Today we’ll continue with our breakdown of the awards by talking about the Selke Trophy.
6/2 – Jack Adams
6/3 – Selke
6/4 – Calder
6/5 – Vezina
6/6 – Hart
Frank J. Selke Trophy – The Frank J. Selke Trophy is presented to the forward who best excels in the defensive aspects of the game. Last year’s winner: Patrice Bergeron, Boston Bruins.
Patrice Bergeron, Boston Bruins – Bergeron, the reigning Selke Trophy winner, is up for the award again. Bergeron was a force all over the ice. Offensively, Bergeron fulfilled his duties as a forward, recording 10 goals and 32 points, both ranking 4th on his team. Defensively though, Bergeron was fantastic. He led all forwards on his team in ice time per game, playing 19:17 a game. He also played the 2nd most minutes of any Bruins’ forward on the penalty kill, playing 2:12 a game. Bergeron led the NHL in faceoff percentage at an outrageous 62.1%. That 62.1% is the 2nd highest mark in the last 6 seasons. If we go to advance statistics, we see that Bergeron started 42.4% of his shifts in the offensive end which was the 2nd-fewest mark among Bruins forwards, but he ended 47.2% of his shifts in the offensive zone. Bergeron has won this award one time previously in 2012.
Pavel Datsyuk, Detroit Red Wings – The Magic Man had yet another great two-way season. Offensively, Datsyuk led all Red Wings players in goals (15), points (49), plus/minus (+21), powerplay points (8), and shooting percentage (14.0%). Defensively, Datsyuk was a terror. Datsyuk led the NHL in takeaways (56), and posted a very strong faceoff percentage of 55.0%. But probably the most damning piece of evidence for Datsyuk comes from Corsi’s quality of competition rating. According to Corsi, Datsyuk had a quality of competition rating of 1.340 which meant that Datsyuk faced the 19th-toughest competition of any NHL forward to play at least 30 games. Of the 18 forwards ranking ahead of him, none of them posted a better +/- than the +7 posted by New York Islanders forward Josh Bailey. Datsyuk has won this award three times previously in 2008, 2009, and 2010.
Jonathan Toews, Chicago Blackhawks – Captain Serious often flies under the radar on the superstar-laden Chicago Blackhawks.

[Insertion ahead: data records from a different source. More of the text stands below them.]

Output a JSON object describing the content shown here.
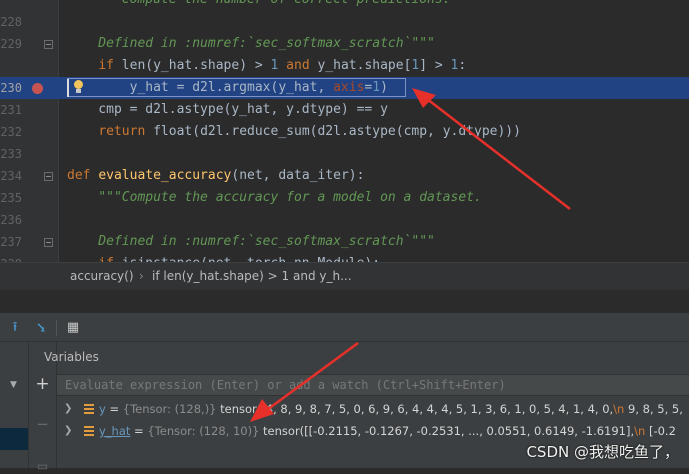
{
  "editor": {
    "lines": [
      {
        "num": "",
        "tokens": [
          {
            "t": "    \"\"\"Compute the number of correct predictions.",
            "c": "doc"
          }
        ]
      },
      {
        "num": "228",
        "tokens": []
      },
      {
        "num": "229",
        "tokens": [
          {
            "t": "    Defined in :numref:`sec_softmax_scratch`\"\"\"",
            "c": "doc"
          }
        ]
      },
      {
        "num": "",
        "tokens": [
          {
            "t": "    ",
            "c": ""
          },
          {
            "t": "if ",
            "c": "kw"
          },
          {
            "t": "len(y_hat.shape) > ",
            "c": ""
          },
          {
            "t": "1 ",
            "c": "num"
          },
          {
            "t": "and ",
            "c": "kw"
          },
          {
            "t": "y_hat.shape[",
            "c": ""
          },
          {
            "t": "1",
            "c": "num"
          },
          {
            "t": "] > ",
            "c": ""
          },
          {
            "t": "1",
            "c": "num"
          },
          {
            "t": ":",
            "c": ""
          }
        ]
      },
      {
        "num": "230",
        "tokens": [
          {
            "t": "        y_hat = d2l.argmax(y_hat, ",
            "c": ""
          },
          {
            "t": "axis",
            "c": "param"
          },
          {
            "t": "=",
            "c": ""
          },
          {
            "t": "1",
            "c": "num"
          },
          {
            "t": ")",
            "c": ""
          }
        ]
      },
      {
        "num": "231",
        "tokens": [
          {
            "t": "    cmp = d2l.astype(y_hat, y.dtype) == y",
            "c": ""
          }
        ]
      },
      {
        "num": "232",
        "tokens": [
          {
            "t": "    ",
            "c": ""
          },
          {
            "t": "return ",
            "c": "kw"
          },
          {
            "t": "float(d2l.reduce_sum(d2l.astype(cmp, y.dtype)))",
            "c": ""
          }
        ]
      },
      {
        "num": "233",
        "tokens": []
      },
      {
        "num": "234",
        "tokens": [
          {
            "t": "def ",
            "c": "kw"
          },
          {
            "t": "evaluate_accuracy",
            "c": "fn"
          },
          {
            "t": "(net, data_iter):",
            "c": ""
          }
        ]
      },
      {
        "num": "235",
        "tokens": [
          {
            "t": "    \"\"\"Compute the accuracy for a model on a dataset.",
            "c": "doc"
          }
        ]
      },
      {
        "num": "236",
        "tokens": []
      },
      {
        "num": "237",
        "tokens": [
          {
            "t": "    Defined in :numref:`sec_softmax_scratch`\"\"\"",
            "c": "doc"
          }
        ]
      },
      {
        "num": "238",
        "tokens": [
          {
            "t": "    ",
            "c": ""
          },
          {
            "t": "if ",
            "c": "kw"
          },
          {
            "t": "isinstance(net, torch.nn.Module):",
            "c": ""
          }
        ]
      }
    ]
  },
  "breadcrumb": {
    "item1": "accuracy()",
    "separator": "›",
    "item2": "if len(y_hat.shape) > 1 and y_h..."
  },
  "debug": {
    "variables_header": "Variables",
    "eval_placeholder": "Evaluate expression (Enter) or add a watch (Ctrl+Shift+Enter)",
    "variables": [
      {
        "name": "y",
        "eq": " = ",
        "type": "{Tensor: (128,)}",
        "value": " tensor([4, 8, 9, 8, 7, 5, 0, 6, 9, 6, 4, 4, 4, 5, 1, 3, 6, 1, 0, 5, 4, 1, 4, 0,",
        "nl": "\\n",
        "tail": "        9, 8, 5, 5,"
      },
      {
        "name": "y_hat",
        "eq": " = ",
        "type": "{Tensor: (128, 10)}",
        "value": " tensor([[-0.2115, -0.1267, -0.2531,  ...,  0.0551,  0.6149, -1.6191],",
        "nl": "\\n",
        "tail": "        [-0.2"
      }
    ]
  },
  "watermark": "CSDN @我想吃鱼了，",
  "colors": {
    "arrow": "#e8302a",
    "selection": "#214283",
    "breakpoint": "#c75450"
  }
}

However, when it comes to two-way play, there are few better. Offensively, Toews led his team in goals, +/-, shorthanded points, and shots on goal. However, Toews was even better on the defensive end. Toews finished 1st in the league in takeaways (tied with Datsyuk at 56), 2nd in the league in faceoff percentage (59.9%) and 3rd in +/- (+28). However, there are two statistics that show just how dominant Toews was defensively. First, when Toews was on the ice, his team scored an average of 3.99 goals per 60 minutes, but gave up just 1.60 goals per 60 minutes. That differential of +2.39 is the 4th best mark among all players, ranking just behind the Pittsburgh Penguins’ top line of Sidney Crosby, Pascal Dupuis, and Chris Kunitz. When Toews’ was off the ice, his team scored an average of 2.45 goals per 60 minutes, but gave up 1.90 goals per 60 minutes. That differential drops from 2.39 all the way down to just 0.56. That’s how big of an impact Toews has on the game.
The Pick: Patrice Bergeron, Boston Bruins. Yep, I’m thinking Bergeron goes back-to-back. Think about this. When Bergeron was on the ice, the Bruins scored an average of 3.38 goals per 60 minutes and gave up an average of 1.29 goals per 60 minutes. When Bergeron was off the ice, the Bruins scored just 2.29 goals per 60 minutes and gave up 2.37 goals per 60 minutes. The Bruins go from being +2.09/60 minutes when Bergeron is on the ice (7th best mark in the NHL) to be -0.08/60 minutes when he is off the ice. If I want to make that statement even more impressive, when Bergeron is on the ice, the Bruins’ goaltenders have a save percentage of .949, compared to just .923 for the season. Simply unreal, and that’s why he’s my pick to win the Selke Trophy.